** Material to process follows **

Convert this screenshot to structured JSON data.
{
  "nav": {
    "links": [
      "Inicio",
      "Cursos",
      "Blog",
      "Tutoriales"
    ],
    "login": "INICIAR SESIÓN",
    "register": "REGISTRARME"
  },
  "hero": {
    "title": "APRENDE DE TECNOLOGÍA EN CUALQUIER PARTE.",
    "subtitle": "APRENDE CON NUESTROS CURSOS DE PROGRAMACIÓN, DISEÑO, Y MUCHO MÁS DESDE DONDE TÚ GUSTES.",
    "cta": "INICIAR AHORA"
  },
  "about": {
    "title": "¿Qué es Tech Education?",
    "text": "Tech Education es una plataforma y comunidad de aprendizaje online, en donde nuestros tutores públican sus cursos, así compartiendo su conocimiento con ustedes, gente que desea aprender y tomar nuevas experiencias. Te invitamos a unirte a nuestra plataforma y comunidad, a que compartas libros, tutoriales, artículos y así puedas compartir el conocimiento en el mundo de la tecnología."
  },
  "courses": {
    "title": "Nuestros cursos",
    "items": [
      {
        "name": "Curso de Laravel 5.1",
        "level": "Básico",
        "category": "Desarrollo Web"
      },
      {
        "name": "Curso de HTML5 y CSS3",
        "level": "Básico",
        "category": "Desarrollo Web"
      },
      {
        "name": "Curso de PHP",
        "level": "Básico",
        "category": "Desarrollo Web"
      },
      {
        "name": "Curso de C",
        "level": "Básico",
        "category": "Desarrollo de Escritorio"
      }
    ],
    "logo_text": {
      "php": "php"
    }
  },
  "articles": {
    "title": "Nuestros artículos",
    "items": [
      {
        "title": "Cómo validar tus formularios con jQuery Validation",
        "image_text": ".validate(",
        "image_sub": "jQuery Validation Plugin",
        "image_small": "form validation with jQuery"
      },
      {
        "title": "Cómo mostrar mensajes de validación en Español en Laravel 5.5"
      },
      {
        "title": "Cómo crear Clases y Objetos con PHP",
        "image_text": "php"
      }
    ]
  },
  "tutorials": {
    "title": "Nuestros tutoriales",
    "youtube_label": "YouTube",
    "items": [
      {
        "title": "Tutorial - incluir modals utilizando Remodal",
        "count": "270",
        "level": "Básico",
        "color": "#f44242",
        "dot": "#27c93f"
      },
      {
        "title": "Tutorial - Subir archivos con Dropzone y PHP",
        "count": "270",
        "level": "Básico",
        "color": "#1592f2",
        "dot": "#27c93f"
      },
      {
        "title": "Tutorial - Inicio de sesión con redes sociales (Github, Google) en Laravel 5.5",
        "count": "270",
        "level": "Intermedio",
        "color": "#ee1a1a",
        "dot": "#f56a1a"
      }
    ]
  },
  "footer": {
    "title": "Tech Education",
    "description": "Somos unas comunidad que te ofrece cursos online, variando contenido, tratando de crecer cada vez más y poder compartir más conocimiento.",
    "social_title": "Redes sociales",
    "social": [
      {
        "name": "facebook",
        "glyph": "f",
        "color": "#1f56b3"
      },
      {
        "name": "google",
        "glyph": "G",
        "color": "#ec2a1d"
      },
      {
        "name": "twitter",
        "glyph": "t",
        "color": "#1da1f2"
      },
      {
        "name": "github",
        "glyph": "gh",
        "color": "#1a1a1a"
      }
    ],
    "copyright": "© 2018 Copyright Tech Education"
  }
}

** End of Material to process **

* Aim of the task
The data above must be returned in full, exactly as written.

* Solution to this exercise
Convert this screenshot to structured JSON data.
{
  "nav": {
    "links": [
      "Inicio",
      "Cursos",
      "Blog",
      "Tutoriales"
    ],
    "login": "INICIAR SESIÓN",
    "register": "REGISTRARME"
  },
  "hero": {
    "title": "APRENDE DE TECNOLOGÍA EN CUALQUIER PARTE.",
    "subtitle": "APRENDE CON NUESTROS CURSOS DE PROGRAMACIÓN, DISEÑO, Y MUCHO MÁS DESDE DONDE TÚ GUSTES.",
    "cta": "INICIAR AHORA"
  },
  "about": {
    "title": "¿Qué es Tech Education?",
    "text": "Tech Education es una plataforma y comunidad de aprendizaje online, en donde nuestros tutores públican sus cursos, así compartiendo su conocimiento con ustedes, gente que desea aprender y tomar nuevas experiencias. Te invitamos a unirte a nuestra plataforma y comunidad, a que compartas libros, tutoriales, artículos y así puedas compartir el conocimiento en el mundo de la tecnología."
  },
  "courses": {
    "title": "Nuestros cursos",
    "items": [
      {
        "name": "Curso de Laravel 5.1",
        "level": "Básico",
        "category": "Desarrollo Web"
      },
      {
        "name": "Curso de HTML5 y CSS3",
        "level": "Básico",
        "category": "Desarrollo Web"
      },
      {
        "name": "Curso de PHP",
        "level": "Básico",
        "category": "Desarrollo Web"
      },
      {
        "name": "Curso de C",
        "level": "Básico",
        "category": "Desarrollo de Escritorio"
      }
    ],
    "logo_text": {
      "php": "php"
    }
  },
  "articles": {
    "title": "Nuestros artículos",
    "items": [
      {
        "title": "Cómo validar tus formularios con jQuery Validation",
        "image_text": ".validate(",
        "image_sub": "jQuery Validation Plugin",
        "image_small": "form validation with jQuery"
      },
      {
        "title": "Cómo mostrar mensajes de validación en Español en Laravel 5.5"
      },
      {
        "title": "Cómo crear Clases y Objetos con PHP",
        "image_text": "php"
      }
    ]
  },
  "tutorials": {
    "title": "Nuestros tutoriales",
    "youtube_label": "YouTube",
    "items": [
      {
        "title": "Tutorial - incluir modals utilizando Remodal",
        "count": "270",
        "level": "Básico",
        "color": "#f44242",
        "dot": "#27c93f"
      },
      {
        "title": "Tutorial - Subir archivos con Dropzone y PHP",
        "count": "270",
        "level": "Básico",
        "color": "#1592f2",
        "dot": "#27c93f"
      },
      {
        "title": "Tutorial - Inicio de sesión con redes sociales (Github, Google) en Laravel 5.5",
        "count": "270",
        "level": "Intermedio",
        "color": "#ee1a1a",
        "dot": "#f56a1a"
      }
    ]
  },
  "footer": {
    "title": "Tech Education",
    "description": "Somos unas comunidad que te ofrece cursos online, variando contenido, tratando de crecer cada vez más y poder compartir más conocimiento.",
    "social_title": "Redes sociales",
    "social": [
      {
        "name": "facebook",
        "glyph": "f",
        "color": "#1f56b3"
      },
      {
        "name": "google",
        "glyph": "G",
        "color": "#ec2a1d"
      },
      {
        "name": "twitter",
        "glyph": "t",
        "color": "#1da1f2"
      },
      {
        "name": "github",
        "glyph": "gh",
        "color": "#1a1a1a"
      }
    ],
    "copyright": "© 2018 Copyright Tech Education"
  }
}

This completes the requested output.